For further information about the functional adjustments suggested for each lesson, refer to our page on Disability categories.
A physical disability is a limitation in the mobility of a person that cannot be cured through rehabilitation. Functional adjustments may include adjustments for learners with poor fine motor control. In this lesson example, accommodation ideas are provided for tasks requiring fine motor skills.
Is it going to rain today?
In this lesson sequence students understand the importance of data in effective decision-making, and are able to find, sort and interpret Bureau of Meteorology (BOM) rainfall data, and to collect their own data and analyse the resulting datasets.
Those with a cognitive disability have delayed development from birth, achieve milestones much later than typically developing children, and are academically and socially behind their typically developing peers. Functional adjustments may assist students with limited abstract thinking skills. In this lesson, more tangible (i.e. ‘concrete’) objects and known examples are suggested in place of abstract ideas.
Sensory disability can include hearing loss and vision impairment. Deafness is typically when a person has no ability to hear sounds. For a student with vision impairment, functional adjustments may be required for having limited, low or no vision. In this lesson, accommodation ideas are provided to enable all students to design a sequence of steps for others to follow.

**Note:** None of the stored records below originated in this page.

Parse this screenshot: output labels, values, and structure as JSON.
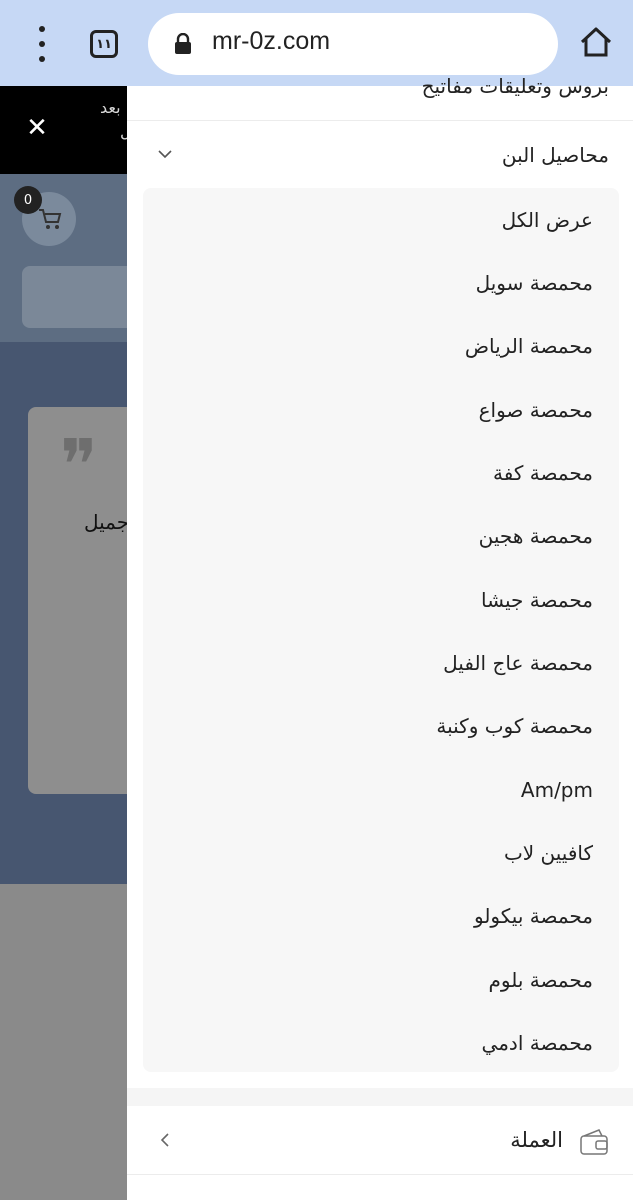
{
  "browser": {
    "url": "mr-0z.com",
    "tab_count": "١١"
  },
  "background": {
    "topstrip_line1": "بعد",
    "topstrip_line2": "ل",
    "cart_count": "0",
    "card_text": "جميل"
  },
  "drawer": {
    "top_partial_label": "بروس وتعليقات مفاتيح",
    "section_label": "محاصيل البن",
    "submenu_items": [
      "عرض الكل",
      "محمصة سويل",
      "محمصة الرياض",
      "محمصة صواع",
      "محمصة كفة",
      "محمصة هجين",
      "محمصة جيشا",
      "محمصة عاج الفيل",
      "محمصة كوب وكنبة",
      "Am/pm",
      "كافيين لاب",
      "محمصة بيكولو",
      "محمصة بلوم",
      "محمصة ادمي"
    ],
    "currency_label": "العملة"
  }
}
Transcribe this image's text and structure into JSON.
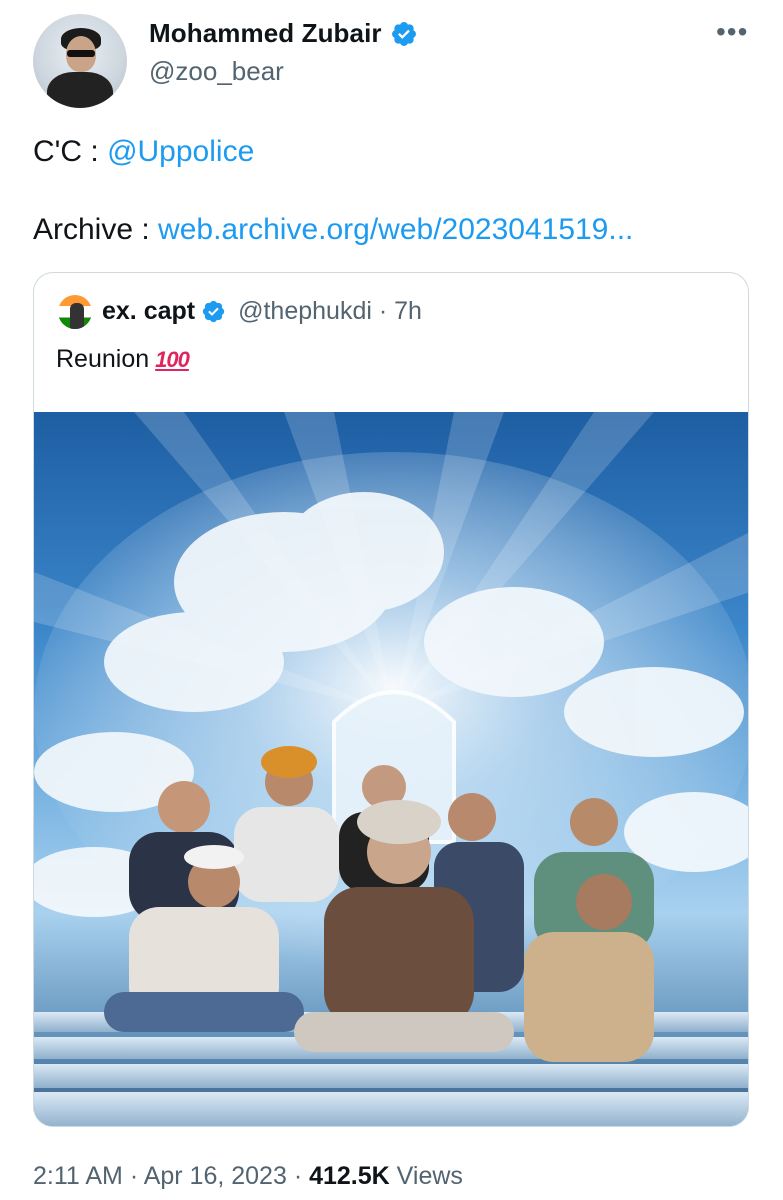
{
  "author": {
    "display_name": "Mohammed Zubair",
    "handle": "@zoo_bear"
  },
  "tweet": {
    "cc_prefix": "C'C : ",
    "cc_mention": "@Uppolice",
    "archive_prefix": "Archive : ",
    "archive_link": "web.archive.org/web/2023041519..."
  },
  "quote": {
    "display_name": "ex. capt",
    "handle_time": "@thephukdi · 7h",
    "text": "Reunion",
    "emoji": "100"
  },
  "footer": {
    "time_date": "2:11 AM · Apr 16, 2023 · ",
    "views_count": "412.5K",
    "views_label": " Views"
  },
  "more_label": "•••",
  "colors": {
    "link": "#1d9bf0",
    "verified": "#1d9bf0",
    "muted": "#536471"
  }
}
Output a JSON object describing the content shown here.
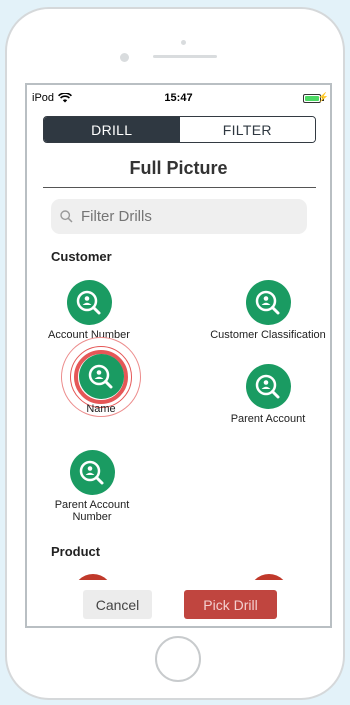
{
  "status_bar": {
    "carrier": "iPod",
    "time": "15:47"
  },
  "segmented_control": {
    "drill_label": "DRILL",
    "filter_label": "FILTER",
    "selected": "DRILL"
  },
  "page_title": "Full Picture",
  "search": {
    "placeholder": "Filter Drills"
  },
  "sections": {
    "customer": {
      "title": "Customer",
      "items": [
        {
          "label": "Account Number"
        },
        {
          "label": "Customer Classification"
        },
        {
          "label": "Name"
        },
        {
          "label": "Parent Account"
        },
        {
          "label": "Parent Account Number"
        }
      ]
    },
    "product": {
      "title": "Product"
    }
  },
  "buttons": {
    "cancel": "Cancel",
    "pick": "Pick Drill"
  },
  "colors": {
    "drill_green": "#1a9b62",
    "pick_red": "#c0453f",
    "segment_dark": "#2f3841",
    "highlight_ring": "#e55757"
  },
  "icons": {
    "drill": "search-user-icon",
    "wifi": "wifi-icon",
    "battery": "battery-icon"
  }
}
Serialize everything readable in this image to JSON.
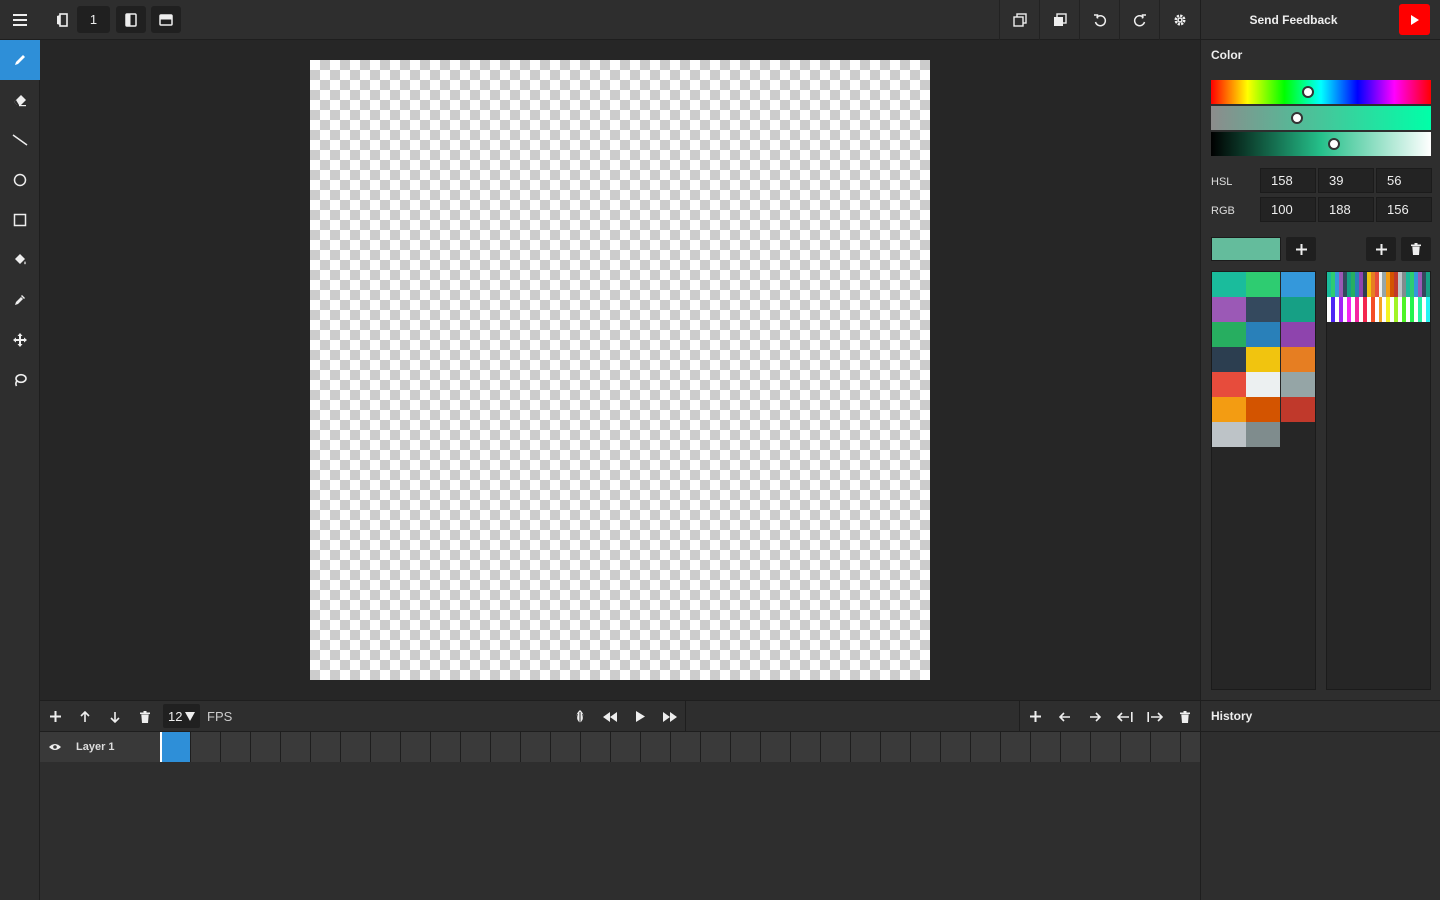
{
  "topbar": {
    "frame_value": "1",
    "icons": [
      "menu-icon",
      "layer-opacity-icon",
      "onion-skin-icon",
      "flip-icon",
      "copy-icon",
      "paste-icon",
      "undo-icon",
      "redo-icon",
      "settings-icon"
    ]
  },
  "feedback": {
    "label": "Send Feedback",
    "accent": "#ff0000"
  },
  "tools": [
    {
      "name": "pencil",
      "active": true
    },
    {
      "name": "eraser",
      "active": false
    },
    {
      "name": "line",
      "active": false
    },
    {
      "name": "ellipse",
      "active": false
    },
    {
      "name": "rectangle",
      "active": false
    },
    {
      "name": "bucket",
      "active": false
    },
    {
      "name": "eyedropper",
      "active": false
    },
    {
      "name": "move",
      "active": false
    },
    {
      "name": "lasso",
      "active": false
    }
  ],
  "color": {
    "title": "Color",
    "hsl_label": "HSL",
    "rgb_label": "RGB",
    "hsl": [
      "158",
      "39",
      "56"
    ],
    "rgb": [
      "100",
      "188",
      "156"
    ],
    "current": "#64bc9c",
    "hue_fraction": 0.44,
    "sat_fraction": 0.39,
    "light_fraction": 0.56
  },
  "palette": {
    "swatches": [
      "#1abc9c",
      "#2ecc71",
      "#3498db",
      "#9b59b6",
      "#34495e",
      "#16a085",
      "#27ae60",
      "#2980b9",
      "#8e44ad",
      "#2c3e50",
      "#f1c40f",
      "#e67e22",
      "#e74c3c",
      "#ecf0f1",
      "#95a5a6",
      "#f39c12",
      "#d35400",
      "#c0392b",
      "#bdc3c7",
      "#7f8c8d"
    ]
  },
  "timeline": {
    "fps_value": "12",
    "fps_label": "FPS",
    "layer_name": "Layer 1",
    "frame_count": 35,
    "active_frame": 0
  },
  "history": {
    "title": "History"
  }
}
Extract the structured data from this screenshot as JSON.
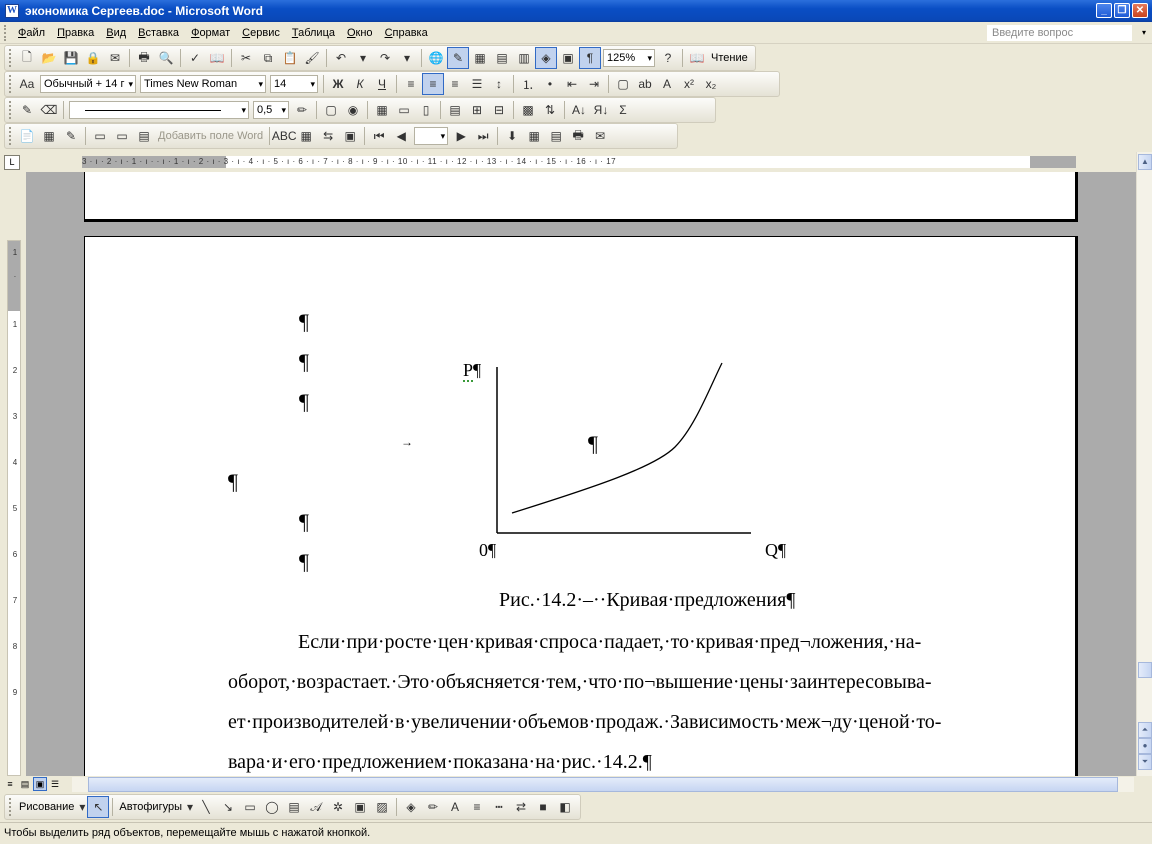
{
  "window": {
    "title": "экономика Сергеев.doc - Microsoft Word",
    "minimize": "_",
    "maximize": "❐",
    "close": "✕"
  },
  "menu": {
    "items": [
      "Файл",
      "Правка",
      "Вид",
      "Вставка",
      "Формат",
      "Сервис",
      "Таблица",
      "Окно",
      "Справка"
    ],
    "help_placeholder": "Введите вопрос"
  },
  "standard_toolbar": {
    "zoom": "125%",
    "reading_label": "Чтение"
  },
  "format_toolbar": {
    "style": "Обычный + 14 г",
    "font": "Times New Roman",
    "size": "14",
    "bold": "Ж",
    "italic": "К",
    "underline": "Ч"
  },
  "tables_toolbar": {
    "line_weight": "0,5"
  },
  "mail_merge_toolbar": {
    "add_field": "Добавить поле Word"
  },
  "ruler": {
    "corner": "L",
    "h_marks": "3 · ı · 2 · ı · 1 · ı ·   · ı · 1 · ı · 2 · ı · 3 · ı · 4 · ı · 5 · ı · 6 · ı · 7 · ı · 8 · ı · 9 · ı · 10 · ı · 11 · ı · 12 · ı · 13 · ı · 14 · ı · 15 · ı · 16 · ı · 17",
    "v_marks": [
      "1",
      "·",
      "1",
      "2",
      "3",
      "4",
      "5",
      "6",
      "7",
      "8",
      "9"
    ]
  },
  "document": {
    "para": "¶",
    "tab": "→",
    "chart": {
      "p_label": "P",
      "zero_label": "0",
      "q_label": "Q"
    },
    "caption": "Рис.·14.2·–··Кривая·предложения¶",
    "body_lines": [
      "Если·при·росте·цен·кривая·спроса·падает,·то·кривая·пред¬ложения,·на-",
      "оборот,·возрастает.·Это·объясняется·тем,·что·по¬вышение·цены·заинтересовыва-",
      "ет·производителей·в·увеличении·объемов·продаж.·Зависимость·меж¬ду·ценой·то-",
      "вара·и·его·предложением·показана·на·рис.·14.2.¶"
    ]
  },
  "drawing_toolbar": {
    "draw_label": "Рисование",
    "autoshapes_label": "Автофигуры"
  },
  "status": {
    "text": "Чтобы выделить ряд объектов, перемещайте мышь с нажатой кнопкой."
  }
}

Computer chatter 1: Networks and data transmission
In this lesson sequence students relate the concept of transportation systems to help them develop an understanding of the properties of networked systems and the underlying techniques used to transmit and validate data.